Each topic is a group of three pieces: a numerical method, a performance-engineering technique, and a scientific application.

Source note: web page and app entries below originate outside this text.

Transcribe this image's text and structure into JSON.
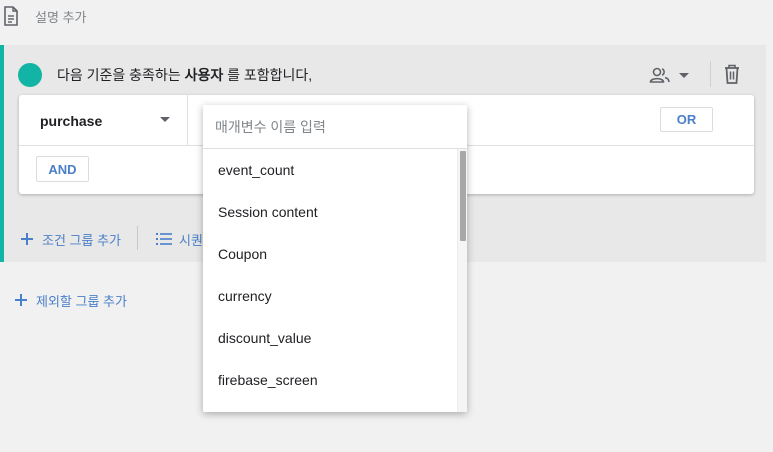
{
  "header": {
    "description_label": "설명 추가",
    "doc_icon": "document-icon"
  },
  "group": {
    "accent_color": "#12b5a5",
    "title_prefix": "다음 기준을 충족하는",
    "title_bold": "사용자",
    "title_suffix": "를 포함합니다,",
    "scope_icon": "people-icon",
    "delete_icon": "trash-icon"
  },
  "condition": {
    "event_name": "purchase",
    "or_label": "OR",
    "and_label": "AND"
  },
  "actions": {
    "add_condition_group": "조건 그룹 추가",
    "add_sequence": "시퀀",
    "add_exclude_group": "제외할 그룹 추가"
  },
  "dropdown": {
    "placeholder": "매개변수 이름 입력",
    "value": "",
    "items": [
      "event_count",
      "Session content",
      "Coupon",
      "currency",
      "discount_value",
      "firebase_screen"
    ]
  },
  "colors": {
    "link_blue": "#4a7fc9",
    "panel_bg": "#e8e8e8",
    "page_bg": "#f1f1f1"
  }
}
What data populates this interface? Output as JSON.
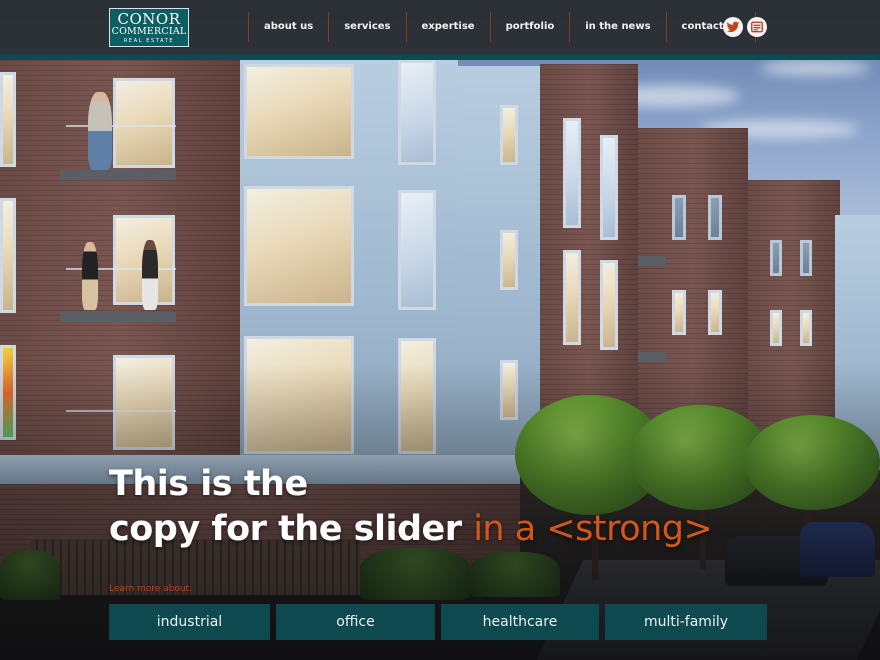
{
  "brand": {
    "logo_line1": "CONOR",
    "logo_line2": "COMMERCIAL",
    "logo_line3": "REAL ESTATE"
  },
  "nav": {
    "items": [
      {
        "label": "about us"
      },
      {
        "label": "services"
      },
      {
        "label": "expertise"
      },
      {
        "label": "portfolio"
      },
      {
        "label": "in the news"
      },
      {
        "label": "contact us"
      }
    ]
  },
  "social": {
    "icons": [
      "twitter-icon",
      "rss-icon"
    ]
  },
  "slider": {
    "line1": "This is the",
    "line2_plain": "copy for the slider",
    "line2_accent": "in a <strong>",
    "learn_more": "Learn more about:"
  },
  "categories": [
    {
      "label": "industrial"
    },
    {
      "label": "office"
    },
    {
      "label": "healthcare"
    },
    {
      "label": "multi-family"
    }
  ],
  "colors": {
    "accent": "#d4561f",
    "teal": "#0e4950",
    "header": "#26282a"
  }
}
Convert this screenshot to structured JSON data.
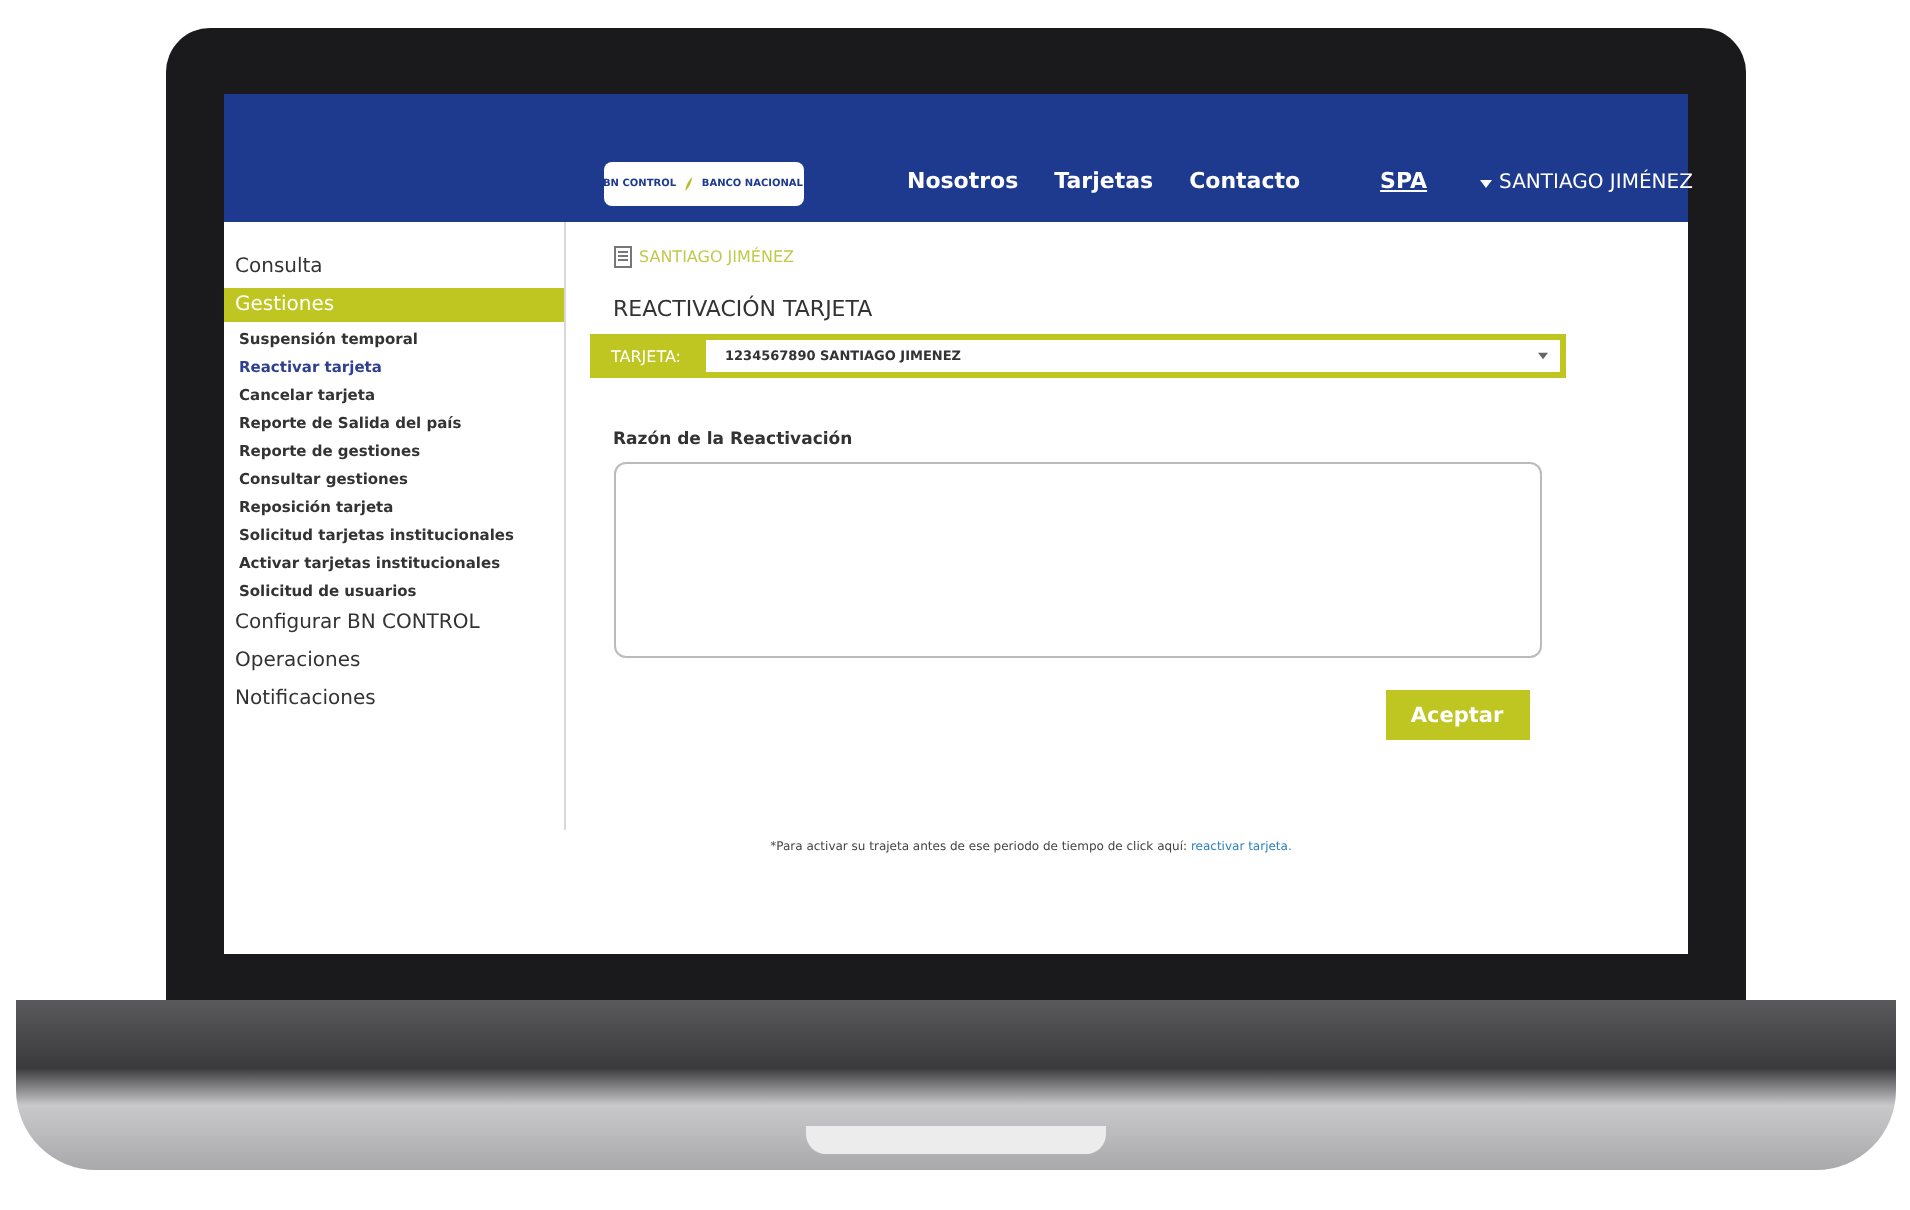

These three together form a complete usable program that is demonstrated.
The basics of scientific simulators (Week 1-2)
What is Scientific Machine Learning?
Optimization of serial code.
Introduction to discrete and continuous dynamical systems.
Introduction to Parallel Computing (Week 2-3)
Forms of parallelism and applications
Parallelizing differential equation solvers
Optimal local parallelism via multithreading
Linear Algebra libraries you should know
Homework 1: Parallelized dynamical system simulations and ODE integrators
Continuous Dynamics (Week 4)
Ordinary differential equations as the language for ecology, Newtonian mechanics, and beyond.
Numerical methods for non-stiff ordinary differential equations
Definition of stiffness
Efficiently solving stiff ordinary differential equations
Stiff differential equations arising from biochemical interactions in developmental biology and ecology
Utilizing type systems and generic algorithms as a mathematical tool
Forward-mode automatic differentiation for solving f(x)=0
Matrix coloring and sparse differentiation
Homework 2: Parameter estimation in dynamical systems and overhead of parallelism
Inverse problems and Differentiable Programming (Week 6)
Definition of inverse problems with applications to clinical pharmacology and smartgrid optimization
Adjoint methods for fast gradients
Automated adjoints through reverse-mode automatic differentiation (backpropogation)
Adjoints of differential equations
Using neural ordinary differential equations as a memory-efficient RNN for deep learning
Neural networks, and array-based parallelism (Week 8)
Cache optimization in numerical linear algebra
Parallelism through array operations
How to optimize algorithms for GPUs
Distributed parallel computing (Jeremy Kepner: Weeks 7-8)
Forms of parallelism
Using distributed computing vs multithreading
Message passing and deadlock
Map-Reduce as a framework for distributed parallelism
Implementing distributed parallel algorithms with MPI
Homework 3: Training neural ordinary differential equations (with GPUs)
Physics-Informed Neural Networks and Neural Differential Equations (Week 9-10)
Automatic discovery of differential equations
Solving differential equations with neural networks
Discretizations of PDEs
Basics of neural networks and definitions
The relationship between convolutional neural networks and PDEs
Probabilistic Programming, AKA Bayesian Estimation on Programs (Week 10-11)
The connection between optimization and Bayesian methods: Bayesian posteriors vs MAP optimization
Introduction to Markov-Chain Monte Carlo methods
Hamiltonian Monte Carlo is just a symplectic ODE solver
Uncertainty quantification of parameter estimates through posteriors
Globalizing the understanding of models (Week 11-12)
Global sensitivity analysis
Note that lectures are broken down by topic, not by day. Some lectures are more than 1 class day, others are less.